> **Exercise instructions**: Would you go through the records below and copy each line with the string "value"?
━━━
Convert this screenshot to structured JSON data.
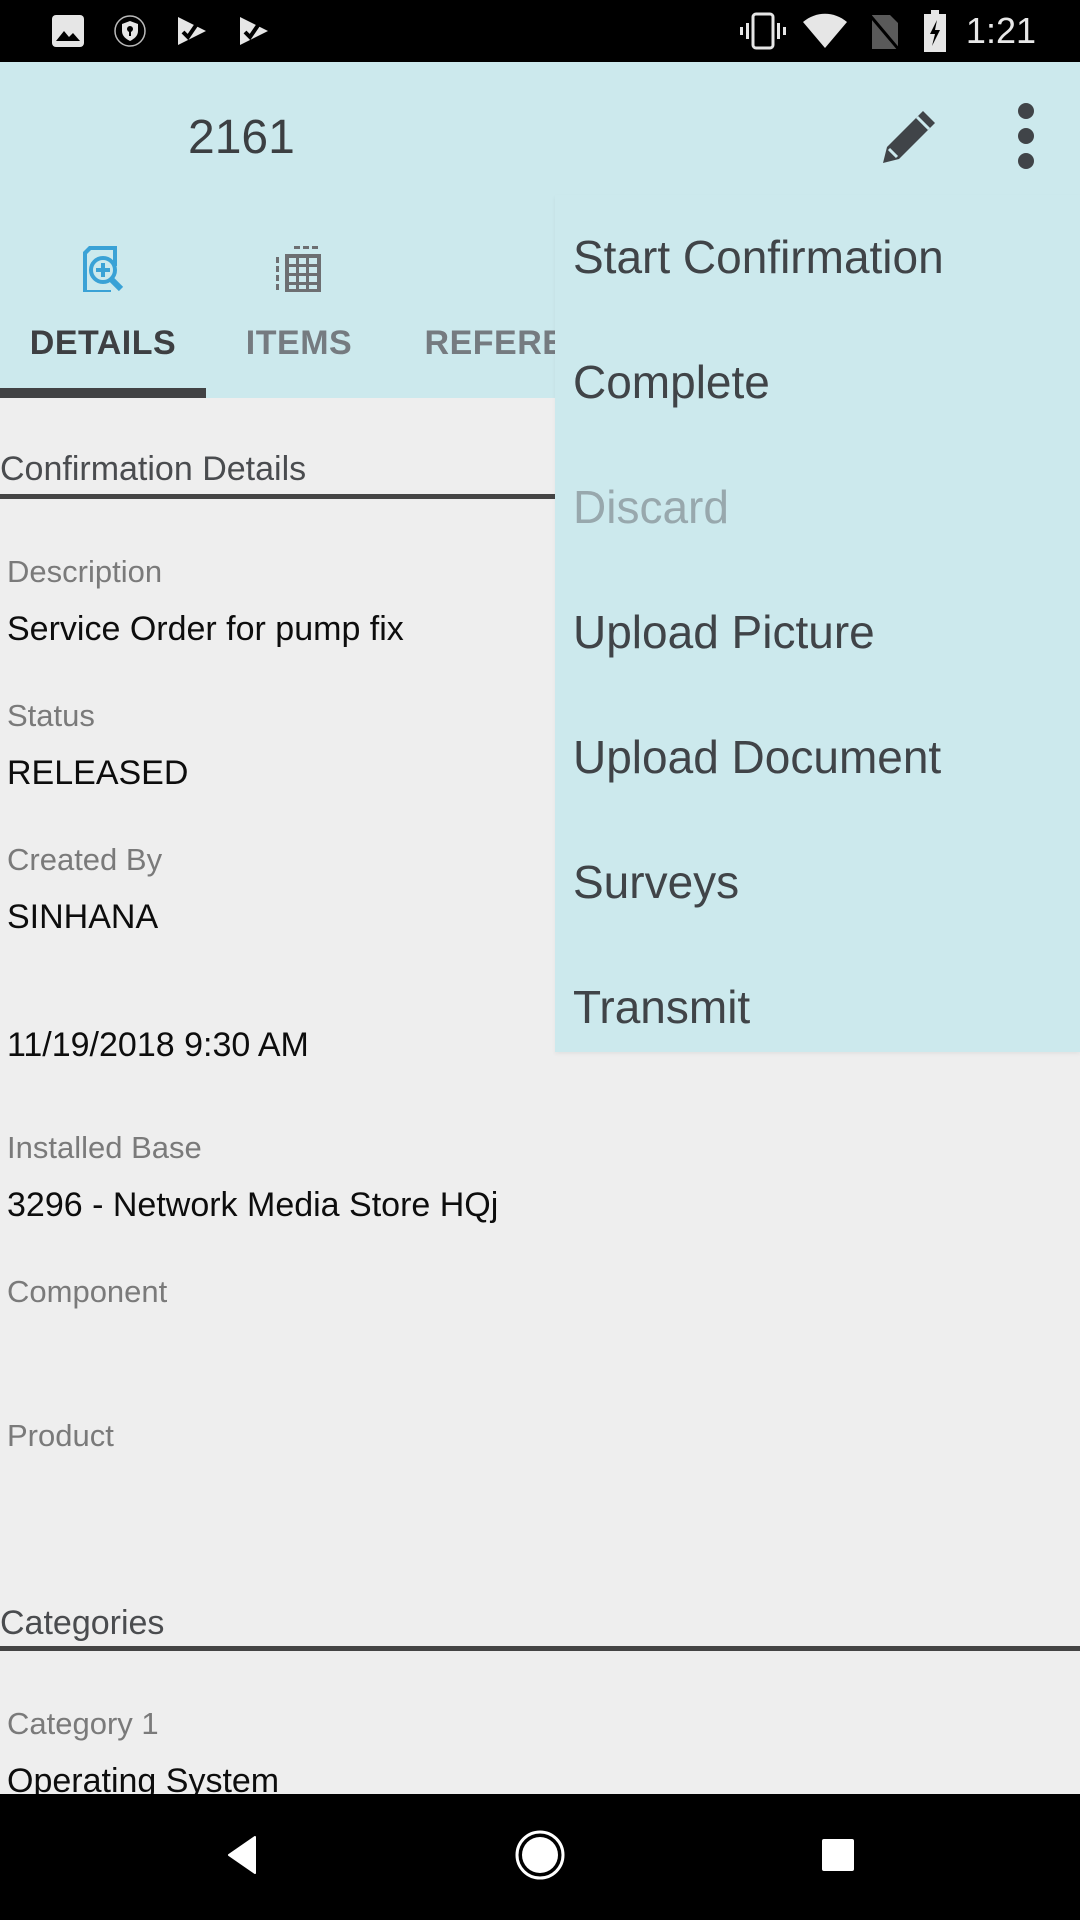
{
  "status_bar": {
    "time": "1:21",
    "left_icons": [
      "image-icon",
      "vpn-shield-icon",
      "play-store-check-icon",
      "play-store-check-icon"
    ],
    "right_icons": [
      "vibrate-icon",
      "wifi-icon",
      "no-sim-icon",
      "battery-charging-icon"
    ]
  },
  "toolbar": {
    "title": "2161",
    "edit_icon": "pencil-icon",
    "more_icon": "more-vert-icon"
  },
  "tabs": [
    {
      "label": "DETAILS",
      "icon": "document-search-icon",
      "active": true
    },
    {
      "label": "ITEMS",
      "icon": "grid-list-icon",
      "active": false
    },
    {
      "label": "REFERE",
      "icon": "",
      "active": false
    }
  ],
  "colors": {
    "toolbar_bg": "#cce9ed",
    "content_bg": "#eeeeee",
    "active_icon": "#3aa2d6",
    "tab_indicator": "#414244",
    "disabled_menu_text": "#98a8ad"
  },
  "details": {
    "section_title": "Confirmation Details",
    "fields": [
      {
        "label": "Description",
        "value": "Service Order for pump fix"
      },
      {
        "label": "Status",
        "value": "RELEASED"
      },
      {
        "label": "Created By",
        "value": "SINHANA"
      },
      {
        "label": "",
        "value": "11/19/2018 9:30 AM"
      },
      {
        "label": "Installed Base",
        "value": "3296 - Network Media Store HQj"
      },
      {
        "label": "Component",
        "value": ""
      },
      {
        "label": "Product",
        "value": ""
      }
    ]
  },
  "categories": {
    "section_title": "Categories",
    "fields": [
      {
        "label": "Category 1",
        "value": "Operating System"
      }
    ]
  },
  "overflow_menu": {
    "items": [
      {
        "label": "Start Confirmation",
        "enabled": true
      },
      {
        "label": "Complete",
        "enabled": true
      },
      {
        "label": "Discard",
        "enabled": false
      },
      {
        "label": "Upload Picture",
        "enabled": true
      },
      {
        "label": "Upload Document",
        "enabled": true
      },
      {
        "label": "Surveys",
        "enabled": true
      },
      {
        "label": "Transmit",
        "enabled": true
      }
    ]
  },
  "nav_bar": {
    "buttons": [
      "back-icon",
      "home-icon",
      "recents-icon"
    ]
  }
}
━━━
> **Written response**:
        "value": "Service Order for pump fix"
        "value": "RELEASED"
        "value": "SINHANA"
        "value": "11/19/2018 9:30 AM"
        "value": "3296 - Network Media Store HQj"
        "value": ""
        "value": ""
        "value": "Operating System"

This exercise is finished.